Tuesday, September 9, 2014

Blinkered and lacking ambition - Silicon Valley? Yes - when it comes to sexism in tech.

Blinkered and lacking ambition - Silicon Valley? Yes - when it comes to sexism in tech.

A recent techcrunch story on "how investors are trying to change the culture of Silicon Valley" brought this home to me. While no doubt well intentioned, the reported comments to my mind fall far short of what true meritocracy and disruption demand.

Indeed in its attitude to women and diversity more generally this is one area where the lesser land outside the Valley has something useful to say. Namely that even the well meaning folks inside the Valley bubble don't realize how, seen from the broader world outside the bubble, they are out of step with contemporary standards of behavior (heck even the law) and also missing an opportunity to embrace diversity and drive (and invest in) even more powerful innovation.

Disruption and the 10X change

Silicon Valley prides itself on its culture of meritocracy and vigorous embrace of disruption. This is a large part of what makes it  a huge source of dynamism for the US economy and an amazing talent magnet. We are fortunate it exists and long may it continue.

Things change and change fast in the Valley. Andy Grove's pursuit of 10X innovations seems positively pedestrian by modern Valley yardsticks now that the cloud and mobile power megaX disruption on a global scale. 

Yet in this one area the Valley culture seems steeped in the past and unwilling or unable to embrace the disruption it so prizes. Even a modest 1.1X disruption seems a tall order when dealing with sexism be explicit and unconscious, whether it be in the startup culture or on the funding side. Rather the narrative seems blinked and unambitious, indeed unValleylike! 

Before I go to the post here is a nice summary from a (New York based) founder:
"Some of the points being made are plain ridiculous and really they are just giving excuses. Most of the stuff is common knowledge that we are all taught at a very early age, if not from parents then from school."

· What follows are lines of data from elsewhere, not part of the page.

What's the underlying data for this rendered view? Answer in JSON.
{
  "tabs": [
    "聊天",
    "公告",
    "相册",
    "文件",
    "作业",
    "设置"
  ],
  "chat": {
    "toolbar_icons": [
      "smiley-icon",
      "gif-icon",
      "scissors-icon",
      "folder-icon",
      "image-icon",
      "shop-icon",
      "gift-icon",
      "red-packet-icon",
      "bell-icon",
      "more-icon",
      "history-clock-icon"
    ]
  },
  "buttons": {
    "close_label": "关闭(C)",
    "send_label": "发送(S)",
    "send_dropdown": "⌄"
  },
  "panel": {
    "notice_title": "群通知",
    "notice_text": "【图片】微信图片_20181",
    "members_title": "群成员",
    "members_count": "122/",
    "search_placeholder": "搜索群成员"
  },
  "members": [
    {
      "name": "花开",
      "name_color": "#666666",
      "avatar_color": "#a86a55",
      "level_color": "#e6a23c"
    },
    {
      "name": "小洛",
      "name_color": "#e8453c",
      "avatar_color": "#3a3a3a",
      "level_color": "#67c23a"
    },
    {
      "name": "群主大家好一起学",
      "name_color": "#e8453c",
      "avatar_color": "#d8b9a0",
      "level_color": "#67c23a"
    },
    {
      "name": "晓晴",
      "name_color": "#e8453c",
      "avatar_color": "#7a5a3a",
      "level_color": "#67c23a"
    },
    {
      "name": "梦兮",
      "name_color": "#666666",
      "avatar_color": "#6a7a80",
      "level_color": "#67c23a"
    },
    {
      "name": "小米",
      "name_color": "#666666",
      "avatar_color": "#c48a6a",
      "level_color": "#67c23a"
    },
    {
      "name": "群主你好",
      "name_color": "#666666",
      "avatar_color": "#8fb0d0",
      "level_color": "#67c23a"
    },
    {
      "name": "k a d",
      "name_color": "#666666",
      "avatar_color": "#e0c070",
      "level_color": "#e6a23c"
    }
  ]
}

And when it comes to fixes, there are plenty out there
But I like this one from a (New York based) VC whose response to the story was:
"It starts with the VCs ... we need to have zero tolerance in our own firms and in our portfolio companies."
Well said.

Here are some excerpts for the post ... with my counterpoints attached

1. ... many of these issues crop up because most early-stage startups don’t have a head of HR, and are sometimes being founded by people who haven’t worked in a professional situation before.

AQ: This is too easy a cop out in my view. Yes, there is a case for formal training and yes bigger "professional" firms do this. But do I really have to have a HR person and/or have worked in a "professional situation" so someone can tell me that overt sexist behavior is not appropriate in the 21st century? Especially since some of the people at fault here went to some of the preeminent educational institutions in an advanced country called the USA surely we should expect more of them? Specifically that they are accountable for their own behaviors both within the law and more general social norms.

2. ... in many cases, people don’t realize that things like harassment and the gender pay gap are illegal.

AQ: If this is accurate it is also pretty depressing. Who does not know that harassment is illegal? Who is unaware of equal pay legislation? Please tell what stone can I find these people under?

3. ... his firm does a regular audit of how many companies it has invested in that have women as leaders or founders. That number is currently about 15 percent, which might sound low, but is “surprisingly high for the peer group,”

AQ: Out performing a lousy benchmark is not really a cause for celebration but point taken. Still perhaps it's time there was a recognition that there is not a true meritocracy at work here and that numbers like these simply aren't good enough - for anybody and that wherever you are in the spectrum there is more to do. (Which, by the way, applies beyond gender demographics).

4. ... the portion of women who are founders and CEOs and the portion of women who are VCs are “inextricably linked.”

AQ: This is a pretty sad comment. Inextricably linked? Really? In defense of male VCs for a moment, this point is patronizing to them because it implies that male VCs reflexively invest in men and don't have the capacity to be objective and get past their own biases (albeit unconscious ones) and see opportunity where ever it resides. While there are a lot more female founders, the VC demographic isn't budging ... these sort of "pipeline" arguments really don't work in practice other than at a glacial pace.

5. ... it’s only a matter of time before one investment firm moves to dramatically change its own ratio. “The power move would be a high-profile VC firm announce not just one, but two female GPs”

AQ: While I under stand the sentiment and would applaud the outcome ... one female GP? Maybe even two? Surely we can be bolder, more disruptive than that? This is America! This is Silicon Valley! Time to recall Andy Grove ... and shoot for a 10X outcome.